Tim: Well, indeed – he fits in a not particularly large group of singers who pretty much exist to have their CDs bought for elderly relatives. Similar acts include Susan Boyle, Il Divo and Michael Bublé (although he’s become a bit more mainstream recently), and it’s a fairly good place to be: the people who buy your music probably won’t realise if you stopped being good three years ago, so you can’t really go wrong.

Gorillaz feat. Daley – Doncamatic (All Played Out)

Generally un-notable electronica.

Tom: Ah, Gorillaz. Damon Albarn’s cartoon project is still going, and still producing generally un-notable electronica. Whatever the singles from ‘Plastic Beach’ were, I can’t remember them; and the only reason ‘Dare’ actually lodged itself in my head was because of Shaun Ryder’s vocals. So I shouldn’t have been disappointed by this, but nevertheless I was.

Tim: How on Earth has it managed to go on for longer than Blur did? Unjust universe, I tell you.

Tom: I hoped for another ’19-2000′ (and the Soulchild remix of it, at that). I set my sights too high. The instrumental bridge, with its two-instrument synth and percussion line, actually made me cringe as my ears tried to work out what was going on.

Tim: Yes. The first time I heard it, the first ‘Doncamatic’ made me think ‘Ooh, it’s Barbra Streisand’ all over again, albeit a not-as-good alternative.
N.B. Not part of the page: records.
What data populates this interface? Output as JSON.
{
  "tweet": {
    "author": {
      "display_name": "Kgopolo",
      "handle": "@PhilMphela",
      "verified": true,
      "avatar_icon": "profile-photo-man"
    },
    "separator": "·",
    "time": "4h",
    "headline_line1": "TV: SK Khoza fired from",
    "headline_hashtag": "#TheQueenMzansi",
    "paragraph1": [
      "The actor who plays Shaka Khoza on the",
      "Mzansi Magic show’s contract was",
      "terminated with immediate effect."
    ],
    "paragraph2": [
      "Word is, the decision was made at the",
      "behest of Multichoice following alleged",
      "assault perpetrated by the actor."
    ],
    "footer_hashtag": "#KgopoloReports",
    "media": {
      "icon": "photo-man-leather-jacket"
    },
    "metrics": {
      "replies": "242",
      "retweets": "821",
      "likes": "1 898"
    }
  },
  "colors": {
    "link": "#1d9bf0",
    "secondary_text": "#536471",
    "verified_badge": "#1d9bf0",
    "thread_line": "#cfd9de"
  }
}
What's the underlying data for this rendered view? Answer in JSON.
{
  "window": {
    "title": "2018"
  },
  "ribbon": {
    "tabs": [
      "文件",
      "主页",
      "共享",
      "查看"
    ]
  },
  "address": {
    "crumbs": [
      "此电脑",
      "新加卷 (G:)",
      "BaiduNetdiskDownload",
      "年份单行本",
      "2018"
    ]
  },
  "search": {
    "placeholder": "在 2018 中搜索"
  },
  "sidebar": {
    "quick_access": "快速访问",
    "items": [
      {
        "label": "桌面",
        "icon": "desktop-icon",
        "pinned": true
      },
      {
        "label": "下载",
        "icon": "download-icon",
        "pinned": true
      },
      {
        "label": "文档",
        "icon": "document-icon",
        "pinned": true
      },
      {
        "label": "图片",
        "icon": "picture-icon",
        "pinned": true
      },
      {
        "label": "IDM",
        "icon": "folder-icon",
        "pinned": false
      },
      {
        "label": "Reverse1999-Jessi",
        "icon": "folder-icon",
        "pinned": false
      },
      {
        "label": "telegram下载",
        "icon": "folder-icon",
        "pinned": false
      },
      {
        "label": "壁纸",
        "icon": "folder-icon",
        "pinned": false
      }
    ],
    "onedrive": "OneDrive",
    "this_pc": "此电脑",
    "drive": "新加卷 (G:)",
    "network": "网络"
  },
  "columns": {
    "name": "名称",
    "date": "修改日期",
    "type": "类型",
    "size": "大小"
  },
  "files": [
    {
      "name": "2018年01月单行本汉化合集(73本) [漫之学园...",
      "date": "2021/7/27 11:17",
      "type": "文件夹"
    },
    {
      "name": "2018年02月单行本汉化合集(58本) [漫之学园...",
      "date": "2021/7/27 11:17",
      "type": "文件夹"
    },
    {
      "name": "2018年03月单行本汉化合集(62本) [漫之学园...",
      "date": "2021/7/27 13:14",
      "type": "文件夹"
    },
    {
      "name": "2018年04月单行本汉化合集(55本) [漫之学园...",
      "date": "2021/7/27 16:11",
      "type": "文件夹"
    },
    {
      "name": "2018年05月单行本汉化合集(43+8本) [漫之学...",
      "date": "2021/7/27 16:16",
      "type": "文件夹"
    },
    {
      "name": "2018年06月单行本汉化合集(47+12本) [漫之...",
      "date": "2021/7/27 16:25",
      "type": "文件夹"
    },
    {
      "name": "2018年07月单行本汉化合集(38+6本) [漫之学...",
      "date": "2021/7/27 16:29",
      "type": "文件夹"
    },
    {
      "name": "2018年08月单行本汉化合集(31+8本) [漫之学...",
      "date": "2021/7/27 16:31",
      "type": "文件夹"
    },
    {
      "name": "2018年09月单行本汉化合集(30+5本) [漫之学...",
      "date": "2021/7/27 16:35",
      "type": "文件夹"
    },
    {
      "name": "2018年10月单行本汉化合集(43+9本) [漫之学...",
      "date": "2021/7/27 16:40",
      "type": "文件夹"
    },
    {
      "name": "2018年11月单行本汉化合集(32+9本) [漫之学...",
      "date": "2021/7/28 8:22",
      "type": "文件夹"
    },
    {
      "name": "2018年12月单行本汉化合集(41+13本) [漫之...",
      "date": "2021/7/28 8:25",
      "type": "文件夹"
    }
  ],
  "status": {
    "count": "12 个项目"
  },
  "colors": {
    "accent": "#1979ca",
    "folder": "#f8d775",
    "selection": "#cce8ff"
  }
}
On the other hand, the chorus is quite nice, and a song made from the last minute or so might work quite well. It’s just a shame that the rest of it’s a bit pointless.

Tom: I’m going to go and listen to ‘Feel Good Inc’ again to try and get this out of my head. Wait… no need. It’s gone.

Erik Hassle – Standing Where You Left Me

There are many things right with this song.

Standing Where You Left Me by erikhassle

Tim: There are many things right with this song – the intensity of it going perfectly with the emotion, the high-pitched electric violiny type thing just before the bridge, the instrumental pauses beneath the first line of the chorus and the ‘oh my God’, to name just a few.

Tom: The drum fills in the middle of the verse, too – and the synth backing line.

Tim: However, I do have one complaint, and that is his treatment of the word ‘me’ at the end of the first line of each chorus. Don’t get me wrong, I still think it’s very good, but I think he missed a trick there: if he’d lowered it a couple of notes, he’d have then be able to jump up an octave for after the bridge (à la Backstreet Boys), which would have been brilliant.

Tom: Hold on. So you think that…

Tim: He should go down on ‘me’? Yes. Yes I do.

Tom: Get out.

Tim: Now, you may be wondering, ‘Did Tim really come up with a point and go on about it for a whole paragraph, complete with YouTube references, solely to make a fairly lame joke? Well, yes. Problem?

Actually, I do think it’s a slightly valid point, but that aside, however, I think the song’s great. Although don’t go on YouTube looking for a live version – you’ll spend the whole time trying to work out why he’s got a large hamster living on his head.